## Your assignment:
Look for the line containing "Convert this screenshot" in the entries below, then print that line and all that follow it exactly.

Page and application data records:
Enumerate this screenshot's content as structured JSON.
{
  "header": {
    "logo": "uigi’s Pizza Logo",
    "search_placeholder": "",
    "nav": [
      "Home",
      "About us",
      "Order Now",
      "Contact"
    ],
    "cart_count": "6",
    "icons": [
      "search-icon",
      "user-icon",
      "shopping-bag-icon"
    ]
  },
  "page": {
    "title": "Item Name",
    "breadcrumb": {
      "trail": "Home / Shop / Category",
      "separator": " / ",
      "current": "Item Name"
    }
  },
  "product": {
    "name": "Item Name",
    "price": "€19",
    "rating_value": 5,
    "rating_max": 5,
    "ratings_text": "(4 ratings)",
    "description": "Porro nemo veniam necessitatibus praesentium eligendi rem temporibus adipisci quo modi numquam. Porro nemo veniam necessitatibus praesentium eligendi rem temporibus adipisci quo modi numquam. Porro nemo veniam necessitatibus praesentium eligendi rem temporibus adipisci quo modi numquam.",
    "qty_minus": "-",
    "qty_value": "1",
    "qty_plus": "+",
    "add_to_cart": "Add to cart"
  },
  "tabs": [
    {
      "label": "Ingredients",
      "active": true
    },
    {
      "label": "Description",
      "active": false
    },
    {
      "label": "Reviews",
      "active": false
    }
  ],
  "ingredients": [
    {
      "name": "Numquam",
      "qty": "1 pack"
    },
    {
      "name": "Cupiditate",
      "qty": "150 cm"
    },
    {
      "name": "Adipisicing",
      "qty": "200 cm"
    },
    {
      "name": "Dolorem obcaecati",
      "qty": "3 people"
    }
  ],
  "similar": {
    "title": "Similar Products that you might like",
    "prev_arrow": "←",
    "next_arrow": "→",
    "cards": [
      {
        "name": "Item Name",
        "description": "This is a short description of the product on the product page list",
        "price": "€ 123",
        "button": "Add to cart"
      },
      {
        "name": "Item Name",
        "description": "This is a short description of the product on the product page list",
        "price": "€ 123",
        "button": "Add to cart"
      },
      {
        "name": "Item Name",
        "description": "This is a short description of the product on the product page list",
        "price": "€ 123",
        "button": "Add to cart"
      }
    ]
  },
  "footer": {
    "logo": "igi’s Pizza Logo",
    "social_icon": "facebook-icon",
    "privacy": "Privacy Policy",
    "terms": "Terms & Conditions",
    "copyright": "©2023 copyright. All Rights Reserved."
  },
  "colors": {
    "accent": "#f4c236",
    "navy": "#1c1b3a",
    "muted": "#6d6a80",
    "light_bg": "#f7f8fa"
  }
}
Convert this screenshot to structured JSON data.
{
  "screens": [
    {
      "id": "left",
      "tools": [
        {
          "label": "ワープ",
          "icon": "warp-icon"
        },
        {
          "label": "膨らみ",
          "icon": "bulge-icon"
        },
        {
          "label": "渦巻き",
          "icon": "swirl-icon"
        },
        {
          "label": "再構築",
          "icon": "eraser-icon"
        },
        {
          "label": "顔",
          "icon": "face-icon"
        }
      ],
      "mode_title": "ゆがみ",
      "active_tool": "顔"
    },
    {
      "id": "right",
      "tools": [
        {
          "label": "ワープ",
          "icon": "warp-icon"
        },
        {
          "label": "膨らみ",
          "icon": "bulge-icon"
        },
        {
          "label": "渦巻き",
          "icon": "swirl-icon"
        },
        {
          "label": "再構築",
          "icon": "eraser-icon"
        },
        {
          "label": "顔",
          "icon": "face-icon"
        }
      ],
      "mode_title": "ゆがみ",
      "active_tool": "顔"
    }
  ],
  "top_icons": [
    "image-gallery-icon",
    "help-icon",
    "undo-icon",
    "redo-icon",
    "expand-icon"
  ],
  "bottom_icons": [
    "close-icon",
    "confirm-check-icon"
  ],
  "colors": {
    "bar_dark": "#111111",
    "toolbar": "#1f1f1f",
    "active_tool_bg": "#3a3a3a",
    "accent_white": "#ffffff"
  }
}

## Result of the exercise:
Convert this screenshot to structured JSON data.
{
  "screens": [
    {
      "id": "left",
      "tools": [
        {
          "label": "ワープ",
          "icon": "warp-icon"
        },
        {
          "label": "膨らみ",
          "icon": "bulge-icon"
        },
        {
          "label": "渦巻き",
          "icon": "swirl-icon"
        },
        {
          "label": "再構築",
          "icon": "eraser-icon"
        },
        {
          "label": "顔",
          "icon": "face-icon"
        }
      ],
      "mode_title": "ゆがみ",
      "active_tool": "顔"
    },
    {
      "id": "right",
      "tools": [
        {
          "label": "ワープ",
          "icon": "warp-icon"
        },
        {
          "label": "膨らみ",
          "icon": "bulge-icon"
        },
        {
          "label": "渦巻き",
          "icon": "swirl-icon"
        },
        {
          "label": "再構築",
          "icon": "eraser-icon"
        },
        {
          "label": "顔",
          "icon": "face-icon"
        }
      ],
      "mode_title": "ゆがみ",
      "active_tool": "顔"
    }
  ],
  "top_icons": [
    "image-gallery-icon",
    "help-icon",
    "undo-icon",
    "redo-icon",
    "expand-icon"
  ],
  "bottom_icons": [
    "close-icon",
    "confirm-check-icon"
  ],
  "colors": {
    "bar_dark": "#111111",
    "toolbar": "#1f1f1f",
    "active_tool_bg": "#3a3a3a",
    "accent_white": "#ffffff"
  }
}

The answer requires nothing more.